*** Data section Section Begins ***

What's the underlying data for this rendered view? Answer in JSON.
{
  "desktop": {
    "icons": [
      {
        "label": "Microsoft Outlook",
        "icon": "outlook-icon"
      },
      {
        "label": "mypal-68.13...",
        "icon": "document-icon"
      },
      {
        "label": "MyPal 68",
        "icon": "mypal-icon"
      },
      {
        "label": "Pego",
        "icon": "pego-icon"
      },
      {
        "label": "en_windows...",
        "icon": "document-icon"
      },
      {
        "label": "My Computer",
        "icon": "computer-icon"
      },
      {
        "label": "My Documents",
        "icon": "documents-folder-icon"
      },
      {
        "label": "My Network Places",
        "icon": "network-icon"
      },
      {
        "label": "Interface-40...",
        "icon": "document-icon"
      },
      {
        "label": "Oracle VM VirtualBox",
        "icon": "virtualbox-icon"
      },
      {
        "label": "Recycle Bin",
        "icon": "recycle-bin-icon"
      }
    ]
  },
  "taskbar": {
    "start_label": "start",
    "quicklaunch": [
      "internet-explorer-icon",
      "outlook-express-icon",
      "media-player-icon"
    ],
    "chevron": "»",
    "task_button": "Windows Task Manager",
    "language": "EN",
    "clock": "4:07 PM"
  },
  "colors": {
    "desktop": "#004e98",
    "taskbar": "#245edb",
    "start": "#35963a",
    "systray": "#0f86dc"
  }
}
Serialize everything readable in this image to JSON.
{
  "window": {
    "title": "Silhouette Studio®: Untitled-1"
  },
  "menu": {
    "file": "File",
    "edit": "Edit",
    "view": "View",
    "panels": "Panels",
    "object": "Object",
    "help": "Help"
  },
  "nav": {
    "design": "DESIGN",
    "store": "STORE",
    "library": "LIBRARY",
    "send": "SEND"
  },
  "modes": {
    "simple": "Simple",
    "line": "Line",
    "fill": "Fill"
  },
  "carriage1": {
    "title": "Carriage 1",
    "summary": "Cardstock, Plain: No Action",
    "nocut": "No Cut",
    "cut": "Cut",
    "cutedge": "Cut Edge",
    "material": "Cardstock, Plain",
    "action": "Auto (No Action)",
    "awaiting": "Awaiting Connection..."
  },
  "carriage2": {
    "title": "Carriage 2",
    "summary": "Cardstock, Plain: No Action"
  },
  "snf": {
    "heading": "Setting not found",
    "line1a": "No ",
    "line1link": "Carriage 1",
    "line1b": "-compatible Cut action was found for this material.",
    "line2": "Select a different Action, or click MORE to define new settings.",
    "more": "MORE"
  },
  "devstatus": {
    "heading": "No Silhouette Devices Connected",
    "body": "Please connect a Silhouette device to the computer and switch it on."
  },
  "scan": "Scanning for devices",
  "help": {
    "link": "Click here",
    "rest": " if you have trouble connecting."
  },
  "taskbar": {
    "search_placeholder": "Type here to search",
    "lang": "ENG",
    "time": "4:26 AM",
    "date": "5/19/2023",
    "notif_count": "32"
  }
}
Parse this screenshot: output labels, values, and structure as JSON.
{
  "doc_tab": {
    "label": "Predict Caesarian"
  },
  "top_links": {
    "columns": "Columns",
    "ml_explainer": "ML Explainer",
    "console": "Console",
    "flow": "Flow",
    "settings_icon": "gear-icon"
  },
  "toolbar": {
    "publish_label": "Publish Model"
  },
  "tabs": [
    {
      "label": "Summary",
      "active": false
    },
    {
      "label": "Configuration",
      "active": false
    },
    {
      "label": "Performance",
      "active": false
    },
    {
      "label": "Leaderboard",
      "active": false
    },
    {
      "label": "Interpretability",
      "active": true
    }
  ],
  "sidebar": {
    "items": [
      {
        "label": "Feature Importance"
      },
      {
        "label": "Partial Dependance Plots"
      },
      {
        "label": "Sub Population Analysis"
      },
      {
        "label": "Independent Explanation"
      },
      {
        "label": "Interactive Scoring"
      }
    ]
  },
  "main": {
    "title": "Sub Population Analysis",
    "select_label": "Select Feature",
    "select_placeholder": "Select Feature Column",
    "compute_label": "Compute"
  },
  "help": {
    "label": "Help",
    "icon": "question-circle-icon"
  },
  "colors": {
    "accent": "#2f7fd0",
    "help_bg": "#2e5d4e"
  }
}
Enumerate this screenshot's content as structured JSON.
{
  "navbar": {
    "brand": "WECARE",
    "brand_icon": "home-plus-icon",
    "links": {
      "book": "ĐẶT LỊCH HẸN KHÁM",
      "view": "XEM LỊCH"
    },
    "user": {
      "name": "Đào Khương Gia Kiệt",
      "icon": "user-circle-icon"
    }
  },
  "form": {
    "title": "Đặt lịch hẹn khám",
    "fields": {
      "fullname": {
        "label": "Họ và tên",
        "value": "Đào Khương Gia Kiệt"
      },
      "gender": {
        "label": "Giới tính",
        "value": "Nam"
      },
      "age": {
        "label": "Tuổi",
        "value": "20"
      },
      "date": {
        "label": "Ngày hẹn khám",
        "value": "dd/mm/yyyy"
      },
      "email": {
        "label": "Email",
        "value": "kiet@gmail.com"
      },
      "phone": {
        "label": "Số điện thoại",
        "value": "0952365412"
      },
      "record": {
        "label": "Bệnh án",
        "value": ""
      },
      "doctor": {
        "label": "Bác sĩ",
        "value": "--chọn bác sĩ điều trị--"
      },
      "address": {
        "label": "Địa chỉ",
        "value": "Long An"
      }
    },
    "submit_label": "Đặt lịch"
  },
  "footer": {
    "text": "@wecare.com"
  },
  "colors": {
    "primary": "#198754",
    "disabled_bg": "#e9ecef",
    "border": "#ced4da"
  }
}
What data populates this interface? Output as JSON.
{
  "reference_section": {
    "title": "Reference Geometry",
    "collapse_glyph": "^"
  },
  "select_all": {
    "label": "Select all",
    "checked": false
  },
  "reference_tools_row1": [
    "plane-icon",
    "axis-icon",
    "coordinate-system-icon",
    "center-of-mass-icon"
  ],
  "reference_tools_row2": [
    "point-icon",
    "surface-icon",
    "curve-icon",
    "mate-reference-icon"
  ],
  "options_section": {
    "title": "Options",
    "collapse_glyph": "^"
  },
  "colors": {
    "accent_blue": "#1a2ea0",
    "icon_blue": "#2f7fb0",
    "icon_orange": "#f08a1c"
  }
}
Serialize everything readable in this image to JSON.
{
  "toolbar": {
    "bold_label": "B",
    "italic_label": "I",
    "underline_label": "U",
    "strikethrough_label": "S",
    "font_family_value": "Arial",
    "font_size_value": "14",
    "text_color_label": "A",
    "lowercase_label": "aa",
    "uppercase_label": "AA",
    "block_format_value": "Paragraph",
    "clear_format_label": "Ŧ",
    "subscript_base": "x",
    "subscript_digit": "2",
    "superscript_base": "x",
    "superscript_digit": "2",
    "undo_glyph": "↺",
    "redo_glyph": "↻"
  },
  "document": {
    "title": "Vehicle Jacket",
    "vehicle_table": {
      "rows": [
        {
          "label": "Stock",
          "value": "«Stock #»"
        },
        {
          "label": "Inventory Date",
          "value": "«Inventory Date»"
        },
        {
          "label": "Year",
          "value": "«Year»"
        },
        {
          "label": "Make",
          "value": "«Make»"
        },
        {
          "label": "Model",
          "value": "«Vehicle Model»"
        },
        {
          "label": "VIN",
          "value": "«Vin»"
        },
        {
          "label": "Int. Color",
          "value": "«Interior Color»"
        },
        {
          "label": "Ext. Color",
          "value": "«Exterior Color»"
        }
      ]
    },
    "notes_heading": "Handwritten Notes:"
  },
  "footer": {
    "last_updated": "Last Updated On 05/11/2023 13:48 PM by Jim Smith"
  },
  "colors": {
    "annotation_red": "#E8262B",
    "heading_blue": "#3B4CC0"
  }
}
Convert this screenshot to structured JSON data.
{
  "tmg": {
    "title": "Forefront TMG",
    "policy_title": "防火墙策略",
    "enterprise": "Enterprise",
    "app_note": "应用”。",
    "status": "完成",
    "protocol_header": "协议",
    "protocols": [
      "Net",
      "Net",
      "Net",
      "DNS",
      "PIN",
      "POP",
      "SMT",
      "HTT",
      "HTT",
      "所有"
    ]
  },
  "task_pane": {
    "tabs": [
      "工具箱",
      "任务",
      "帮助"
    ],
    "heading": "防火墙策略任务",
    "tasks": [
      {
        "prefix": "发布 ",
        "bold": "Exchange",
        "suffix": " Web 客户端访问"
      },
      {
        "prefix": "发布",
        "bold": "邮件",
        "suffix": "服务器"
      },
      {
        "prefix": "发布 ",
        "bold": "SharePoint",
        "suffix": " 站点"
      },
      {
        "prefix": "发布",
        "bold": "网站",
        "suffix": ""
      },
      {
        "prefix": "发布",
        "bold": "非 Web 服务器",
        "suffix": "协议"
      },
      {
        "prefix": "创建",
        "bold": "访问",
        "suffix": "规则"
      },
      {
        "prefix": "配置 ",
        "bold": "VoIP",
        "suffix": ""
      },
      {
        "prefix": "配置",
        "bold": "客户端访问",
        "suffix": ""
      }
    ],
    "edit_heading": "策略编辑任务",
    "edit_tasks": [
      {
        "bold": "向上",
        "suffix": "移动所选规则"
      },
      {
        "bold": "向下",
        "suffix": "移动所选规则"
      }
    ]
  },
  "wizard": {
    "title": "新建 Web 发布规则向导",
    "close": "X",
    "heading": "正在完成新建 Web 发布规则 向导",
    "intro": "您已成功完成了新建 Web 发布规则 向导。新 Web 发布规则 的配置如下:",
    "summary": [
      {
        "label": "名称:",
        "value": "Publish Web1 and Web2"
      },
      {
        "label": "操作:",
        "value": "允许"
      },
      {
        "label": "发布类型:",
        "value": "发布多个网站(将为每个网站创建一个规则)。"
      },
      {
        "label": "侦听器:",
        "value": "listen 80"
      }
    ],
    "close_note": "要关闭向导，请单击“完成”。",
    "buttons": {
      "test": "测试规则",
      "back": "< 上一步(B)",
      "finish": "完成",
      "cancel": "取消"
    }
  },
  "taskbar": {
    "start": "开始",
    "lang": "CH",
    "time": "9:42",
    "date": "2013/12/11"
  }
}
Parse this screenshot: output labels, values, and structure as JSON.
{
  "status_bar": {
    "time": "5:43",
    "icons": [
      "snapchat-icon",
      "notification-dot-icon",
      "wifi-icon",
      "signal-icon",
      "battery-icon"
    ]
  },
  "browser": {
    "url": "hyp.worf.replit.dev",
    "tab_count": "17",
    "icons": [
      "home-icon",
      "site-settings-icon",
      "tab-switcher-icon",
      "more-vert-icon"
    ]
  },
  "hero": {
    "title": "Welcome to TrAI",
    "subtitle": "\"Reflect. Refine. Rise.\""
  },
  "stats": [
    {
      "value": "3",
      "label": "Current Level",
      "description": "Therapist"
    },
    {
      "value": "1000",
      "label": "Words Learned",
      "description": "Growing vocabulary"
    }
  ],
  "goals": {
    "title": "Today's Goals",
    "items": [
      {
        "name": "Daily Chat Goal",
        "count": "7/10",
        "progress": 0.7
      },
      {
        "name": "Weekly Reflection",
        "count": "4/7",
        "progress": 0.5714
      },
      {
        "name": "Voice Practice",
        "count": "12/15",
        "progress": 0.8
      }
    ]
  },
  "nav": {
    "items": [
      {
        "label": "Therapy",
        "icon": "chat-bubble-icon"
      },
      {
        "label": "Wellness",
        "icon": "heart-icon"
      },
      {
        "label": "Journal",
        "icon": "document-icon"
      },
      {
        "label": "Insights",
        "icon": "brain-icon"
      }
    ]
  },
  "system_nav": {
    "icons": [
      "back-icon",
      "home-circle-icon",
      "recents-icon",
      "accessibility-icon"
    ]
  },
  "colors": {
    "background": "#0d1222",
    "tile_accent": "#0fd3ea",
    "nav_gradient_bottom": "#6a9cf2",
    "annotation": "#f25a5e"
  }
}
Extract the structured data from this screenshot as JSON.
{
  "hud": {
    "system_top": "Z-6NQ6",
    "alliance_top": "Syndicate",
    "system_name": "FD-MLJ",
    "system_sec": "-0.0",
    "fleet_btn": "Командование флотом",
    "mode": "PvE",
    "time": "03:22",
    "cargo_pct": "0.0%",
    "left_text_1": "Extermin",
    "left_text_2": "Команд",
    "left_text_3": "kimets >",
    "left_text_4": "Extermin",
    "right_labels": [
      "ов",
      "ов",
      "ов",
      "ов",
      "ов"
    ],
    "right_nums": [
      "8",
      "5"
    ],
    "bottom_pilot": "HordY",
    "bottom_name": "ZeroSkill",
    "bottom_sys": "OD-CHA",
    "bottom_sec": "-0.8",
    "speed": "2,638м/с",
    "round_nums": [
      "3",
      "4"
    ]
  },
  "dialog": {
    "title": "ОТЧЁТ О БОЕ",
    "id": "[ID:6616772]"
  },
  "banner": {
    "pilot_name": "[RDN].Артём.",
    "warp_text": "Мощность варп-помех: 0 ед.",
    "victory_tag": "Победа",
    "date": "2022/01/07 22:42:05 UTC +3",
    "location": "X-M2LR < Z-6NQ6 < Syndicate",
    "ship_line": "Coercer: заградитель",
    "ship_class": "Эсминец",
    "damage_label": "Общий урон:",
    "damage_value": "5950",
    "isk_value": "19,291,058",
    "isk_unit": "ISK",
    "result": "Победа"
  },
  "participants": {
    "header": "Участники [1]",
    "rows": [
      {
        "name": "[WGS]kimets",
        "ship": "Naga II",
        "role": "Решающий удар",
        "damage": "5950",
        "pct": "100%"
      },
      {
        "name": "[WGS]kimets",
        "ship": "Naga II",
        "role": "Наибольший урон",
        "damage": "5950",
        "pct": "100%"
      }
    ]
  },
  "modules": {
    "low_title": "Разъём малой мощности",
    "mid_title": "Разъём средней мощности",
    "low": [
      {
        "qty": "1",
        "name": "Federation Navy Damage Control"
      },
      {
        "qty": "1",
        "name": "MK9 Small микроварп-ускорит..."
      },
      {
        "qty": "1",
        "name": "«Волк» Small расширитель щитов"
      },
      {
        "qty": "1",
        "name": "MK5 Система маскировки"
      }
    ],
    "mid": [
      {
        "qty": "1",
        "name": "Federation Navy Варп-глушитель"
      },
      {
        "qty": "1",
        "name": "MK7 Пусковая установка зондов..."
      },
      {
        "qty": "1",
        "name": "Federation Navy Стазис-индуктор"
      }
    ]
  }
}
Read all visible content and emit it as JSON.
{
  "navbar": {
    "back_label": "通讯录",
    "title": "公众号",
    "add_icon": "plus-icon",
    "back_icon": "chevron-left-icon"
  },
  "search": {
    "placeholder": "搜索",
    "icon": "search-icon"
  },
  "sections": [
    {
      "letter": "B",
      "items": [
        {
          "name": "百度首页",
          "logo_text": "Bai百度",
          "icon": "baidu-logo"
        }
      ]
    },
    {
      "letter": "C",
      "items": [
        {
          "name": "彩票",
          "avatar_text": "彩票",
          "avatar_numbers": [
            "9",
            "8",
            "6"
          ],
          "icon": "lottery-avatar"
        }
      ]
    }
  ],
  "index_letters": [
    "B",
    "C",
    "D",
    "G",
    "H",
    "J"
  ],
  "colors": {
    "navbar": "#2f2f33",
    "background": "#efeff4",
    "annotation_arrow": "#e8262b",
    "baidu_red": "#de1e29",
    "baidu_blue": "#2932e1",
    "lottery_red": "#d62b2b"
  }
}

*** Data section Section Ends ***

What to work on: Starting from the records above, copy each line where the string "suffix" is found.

Reply:
        "suffix": " Web 客户端访问"
        "suffix": "服务器"
        "suffix": " 站点"
        "suffix": ""
        "suffix": "协议"
        "suffix": "规则"
        "suffix": ""
        "suffix": ""
        "suffix": "移动所选规则"
        "suffix": "移动所选规则"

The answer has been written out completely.